We’ve seen a parade of GeForce 400 series GPUs march out of the TSMC fabs in Taiwan. While they’ve been priced differently and offer differing performance levels, they’ve all consisted of the same chip: the three-billion-transistor monster that was the original GF100. Each one—even the top-of-the-line GTX 480—has had varying numbers of functional units disabled in order to hit power, thermal, and price targets.
Nvidia’s GeForce GTX 460 brings a brand-new GPU, code-named GF104, to the table. This chip is specifically designed for a more mainstream audience, and it delivers an interesting blend of features consisting of DirectX 11-capable shader cores combined with enough texture and render back-end horsepower to easily manhandle previous generations of games. The GF104 will be available in two flavors: one with 24 raster outputs and 768MB of GDDR5 memory, and a slightly beefier model with 32 ROPs and 1GB of GDDR5.
EVGA will be among the manufacturers offering GeForce GTX 460 cards with 1GB frame buffers.
Both the more upscale of the two GeForce GTX 460 cards and the GeForce GTX 465 card have 1GB frame buffers, but the new GTX 460 clocks faster, is outfitted with faster memory, and boasts more texture units, while the older card offers 16 additional shader units.
It’s not quite as simple as having more shaders, though; the GTX 465 has one more computational block, which Nvidia refers to as an SM (streaming multiprocessor). In addition to shader cores, the SM houses L1 cache, texture cache, and the Polymorph Engine (essentially the hardware tessellator.)
* AMD shader cores and Nvidia CUDA cores are not directly comparable.
This block diagram compares the original GeForce GTX 480 to the detuned GeForce GTX 460.
This diagram illustrates the make-up of a streaming processor or SM.
So in theory, the GTX 465 might be better at tessellation, but the GTX 460 1GB should win with games heavy with rendering operations, particularly if you turn up AA. With that thought in mind, let’s look at the performance numbers with a pair of Nvidia reference cards. We ran the same benchmarks on a Radeon HD 5830.
It’s no surprise the 768MB GTX 460 fails to win any of the below benchmarks, because the slower memory comes into play with 4x AA enabled. While many of the games are playable at 1920x1200 with 4x AA, a few clearly aren’t. You wouldn’t want 4x anti-aliasing enabled in any modern first-person shooters, for example. A game like Far Cry 2, which was originally built on DX9 with DirectX 10 features added, fares much better, as do the two simulations.

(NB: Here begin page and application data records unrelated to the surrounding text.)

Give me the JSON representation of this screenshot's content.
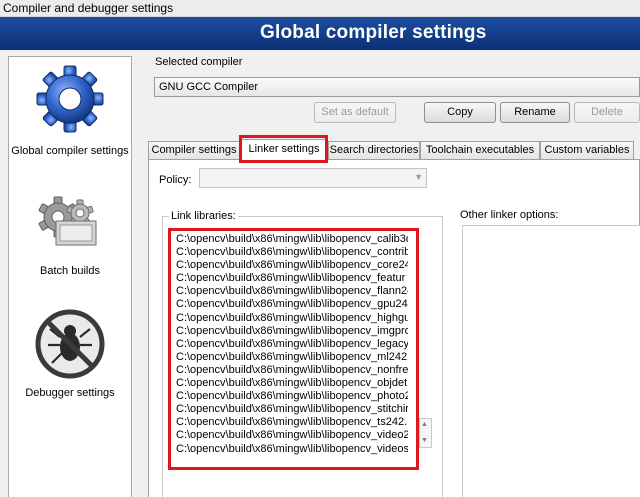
{
  "window": {
    "title": "Compiler and debugger settings"
  },
  "banner": {
    "title": "Global compiler settings"
  },
  "sidebar": {
    "items": [
      {
        "label": "Global compiler settings",
        "icon": "gear-icon"
      },
      {
        "label": "Batch builds",
        "icon": "batch-gears-icon"
      },
      {
        "label": "Debugger settings",
        "icon": "debugger-bug-icon"
      }
    ]
  },
  "compiler": {
    "label": "Selected compiler",
    "selected": "GNU GCC Compiler",
    "buttons": {
      "set_default": "Set as default",
      "copy": "Copy",
      "rename": "Rename",
      "delete": "Delete"
    }
  },
  "tabs": [
    {
      "label": "Compiler settings"
    },
    {
      "label": "Linker settings"
    },
    {
      "label": "Search directories"
    },
    {
      "label": "Toolchain executables"
    },
    {
      "label": "Custom variables"
    }
  ],
  "active_tab": "Linker settings",
  "linker": {
    "policy_label": "Policy:",
    "policy_value": "",
    "link_libraries_label": "Link libraries:",
    "other_options_label": "Other linker options:",
    "libraries": [
      "C:\\opencv\\build\\x86\\mingw\\lib\\libopencv_calib3d",
      "C:\\opencv\\build\\x86\\mingw\\lib\\libopencv_contrib",
      "C:\\opencv\\build\\x86\\mingw\\lib\\libopencv_core24",
      "C:\\opencv\\build\\x86\\mingw\\lib\\libopencv_featur",
      "C:\\opencv\\build\\x86\\mingw\\lib\\libopencv_flann24",
      "C:\\opencv\\build\\x86\\mingw\\lib\\libopencv_gpu24",
      "C:\\opencv\\build\\x86\\mingw\\lib\\libopencv_highgu",
      "C:\\opencv\\build\\x86\\mingw\\lib\\libopencv_imgpro",
      "C:\\opencv\\build\\x86\\mingw\\lib\\libopencv_legacy",
      "C:\\opencv\\build\\x86\\mingw\\lib\\libopencv_ml242.",
      "C:\\opencv\\build\\x86\\mingw\\lib\\libopencv_nonfre",
      "C:\\opencv\\build\\x86\\mingw\\lib\\libopencv_objdet",
      "C:\\opencv\\build\\x86\\mingw\\lib\\libopencv_photo2",
      "C:\\opencv\\build\\x86\\mingw\\lib\\libopencv_stitchir",
      "C:\\opencv\\build\\x86\\mingw\\lib\\libopencv_ts242.",
      "C:\\opencv\\build\\x86\\mingw\\lib\\libopencv_video2",
      "C:\\opencv\\build\\x86\\mingw\\lib\\libopencv_videos"
    ]
  },
  "colors": {
    "banner": "#0b2f74",
    "highlight": "#e0161f"
  }
}
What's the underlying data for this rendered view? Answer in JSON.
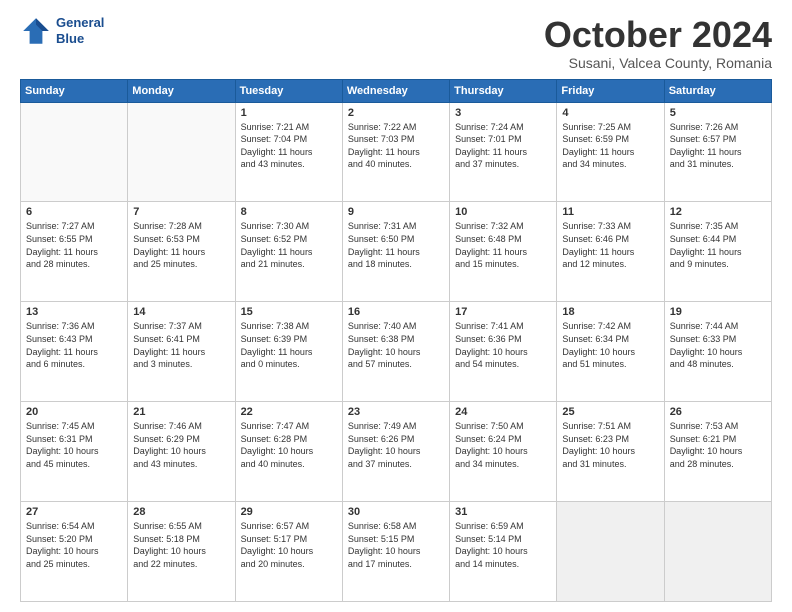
{
  "header": {
    "logo_line1": "General",
    "logo_line2": "Blue",
    "month": "October 2024",
    "location": "Susani, Valcea County, Romania"
  },
  "weekdays": [
    "Sunday",
    "Monday",
    "Tuesday",
    "Wednesday",
    "Thursday",
    "Friday",
    "Saturday"
  ],
  "weeks": [
    [
      {
        "day": "",
        "info": ""
      },
      {
        "day": "",
        "info": ""
      },
      {
        "day": "1",
        "info": "Sunrise: 7:21 AM\nSunset: 7:04 PM\nDaylight: 11 hours\nand 43 minutes."
      },
      {
        "day": "2",
        "info": "Sunrise: 7:22 AM\nSunset: 7:03 PM\nDaylight: 11 hours\nand 40 minutes."
      },
      {
        "day": "3",
        "info": "Sunrise: 7:24 AM\nSunset: 7:01 PM\nDaylight: 11 hours\nand 37 minutes."
      },
      {
        "day": "4",
        "info": "Sunrise: 7:25 AM\nSunset: 6:59 PM\nDaylight: 11 hours\nand 34 minutes."
      },
      {
        "day": "5",
        "info": "Sunrise: 7:26 AM\nSunset: 6:57 PM\nDaylight: 11 hours\nand 31 minutes."
      }
    ],
    [
      {
        "day": "6",
        "info": "Sunrise: 7:27 AM\nSunset: 6:55 PM\nDaylight: 11 hours\nand 28 minutes."
      },
      {
        "day": "7",
        "info": "Sunrise: 7:28 AM\nSunset: 6:53 PM\nDaylight: 11 hours\nand 25 minutes."
      },
      {
        "day": "8",
        "info": "Sunrise: 7:30 AM\nSunset: 6:52 PM\nDaylight: 11 hours\nand 21 minutes."
      },
      {
        "day": "9",
        "info": "Sunrise: 7:31 AM\nSunset: 6:50 PM\nDaylight: 11 hours\nand 18 minutes."
      },
      {
        "day": "10",
        "info": "Sunrise: 7:32 AM\nSunset: 6:48 PM\nDaylight: 11 hours\nand 15 minutes."
      },
      {
        "day": "11",
        "info": "Sunrise: 7:33 AM\nSunset: 6:46 PM\nDaylight: 11 hours\nand 12 minutes."
      },
      {
        "day": "12",
        "info": "Sunrise: 7:35 AM\nSunset: 6:44 PM\nDaylight: 11 hours\nand 9 minutes."
      }
    ],
    [
      {
        "day": "13",
        "info": "Sunrise: 7:36 AM\nSunset: 6:43 PM\nDaylight: 11 hours\nand 6 minutes."
      },
      {
        "day": "14",
        "info": "Sunrise: 7:37 AM\nSunset: 6:41 PM\nDaylight: 11 hours\nand 3 minutes."
      },
      {
        "day": "15",
        "info": "Sunrise: 7:38 AM\nSunset: 6:39 PM\nDaylight: 11 hours\nand 0 minutes."
      },
      {
        "day": "16",
        "info": "Sunrise: 7:40 AM\nSunset: 6:38 PM\nDaylight: 10 hours\nand 57 minutes."
      },
      {
        "day": "17",
        "info": "Sunrise: 7:41 AM\nSunset: 6:36 PM\nDaylight: 10 hours\nand 54 minutes."
      },
      {
        "day": "18",
        "info": "Sunrise: 7:42 AM\nSunset: 6:34 PM\nDaylight: 10 hours\nand 51 minutes."
      },
      {
        "day": "19",
        "info": "Sunrise: 7:44 AM\nSunset: 6:33 PM\nDaylight: 10 hours\nand 48 minutes."
      }
    ],
    [
      {
        "day": "20",
        "info": "Sunrise: 7:45 AM\nSunset: 6:31 PM\nDaylight: 10 hours\nand 45 minutes."
      },
      {
        "day": "21",
        "info": "Sunrise: 7:46 AM\nSunset: 6:29 PM\nDaylight: 10 hours\nand 43 minutes."
      },
      {
        "day": "22",
        "info": "Sunrise: 7:47 AM\nSunset: 6:28 PM\nDaylight: 10 hours\nand 40 minutes."
      },
      {
        "day": "23",
        "info": "Sunrise: 7:49 AM\nSunset: 6:26 PM\nDaylight: 10 hours\nand 37 minutes."
      },
      {
        "day": "24",
        "info": "Sunrise: 7:50 AM\nSunset: 6:24 PM\nDaylight: 10 hours\nand 34 minutes."
      },
      {
        "day": "25",
        "info": "Sunrise: 7:51 AM\nSunset: 6:23 PM\nDaylight: 10 hours\nand 31 minutes."
      },
      {
        "day": "26",
        "info": "Sunrise: 7:53 AM\nSunset: 6:21 PM\nDaylight: 10 hours\nand 28 minutes."
      }
    ],
    [
      {
        "day": "27",
        "info": "Sunrise: 6:54 AM\nSunset: 5:20 PM\nDaylight: 10 hours\nand 25 minutes."
      },
      {
        "day": "28",
        "info": "Sunrise: 6:55 AM\nSunset: 5:18 PM\nDaylight: 10 hours\nand 22 minutes."
      },
      {
        "day": "29",
        "info": "Sunrise: 6:57 AM\nSunset: 5:17 PM\nDaylight: 10 hours\nand 20 minutes."
      },
      {
        "day": "30",
        "info": "Sunrise: 6:58 AM\nSunset: 5:15 PM\nDaylight: 10 hours\nand 17 minutes."
      },
      {
        "day": "31",
        "info": "Sunrise: 6:59 AM\nSunset: 5:14 PM\nDaylight: 10 hours\nand 14 minutes."
      },
      {
        "day": "",
        "info": ""
      },
      {
        "day": "",
        "info": ""
      }
    ]
  ]
}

Best scores are bolded. Our test bed is a 3.33GHz Core i7-975 Extreme Edition in an Asus P6X58D Premium motherboard with 6GB of DDR3/1333 and an 850TX Corsair PSU. The OS is 64-bit Windows Ultimate. All games are run at 1920x1200 with 4x AA.
AMD’s Radeon HD 5830 manages a couple of narrow victories, but it’s largely outclassed. Most of the Radeon HD 5830 cards on the market are street-priced slightly higher than the 1GB GeForce GTX 460, so AMD will need to adjust pricing to remain competitive.
The GeForce GTX 465 is the odd duck out. While it wins or ties several of the benchmarks, it’s also about $50 more expensive. While you could argue it offers more robust raw compute performance, it’s a little lacking in the texturing department relative to the other cards. Nvidia needs to either drop prices for these cards or simply discontinue the GPU.
Meanwhile, Asus, EVGA, Gigabyte, Palit, and others are shipping both versions of the GeForce GTX 460 cards, although SKUs with 768MB frame buffers are easiest to find.
The GeForce GTX 460—especially when paired with a 1GB frame buffer—looks to be a big winner. It could be this generation’s 8800 GT: a relatively affordable videocard that delivers great performance with a 1080p display. You could call it “Fermi Lite,” but it’s definitely a tasty brew.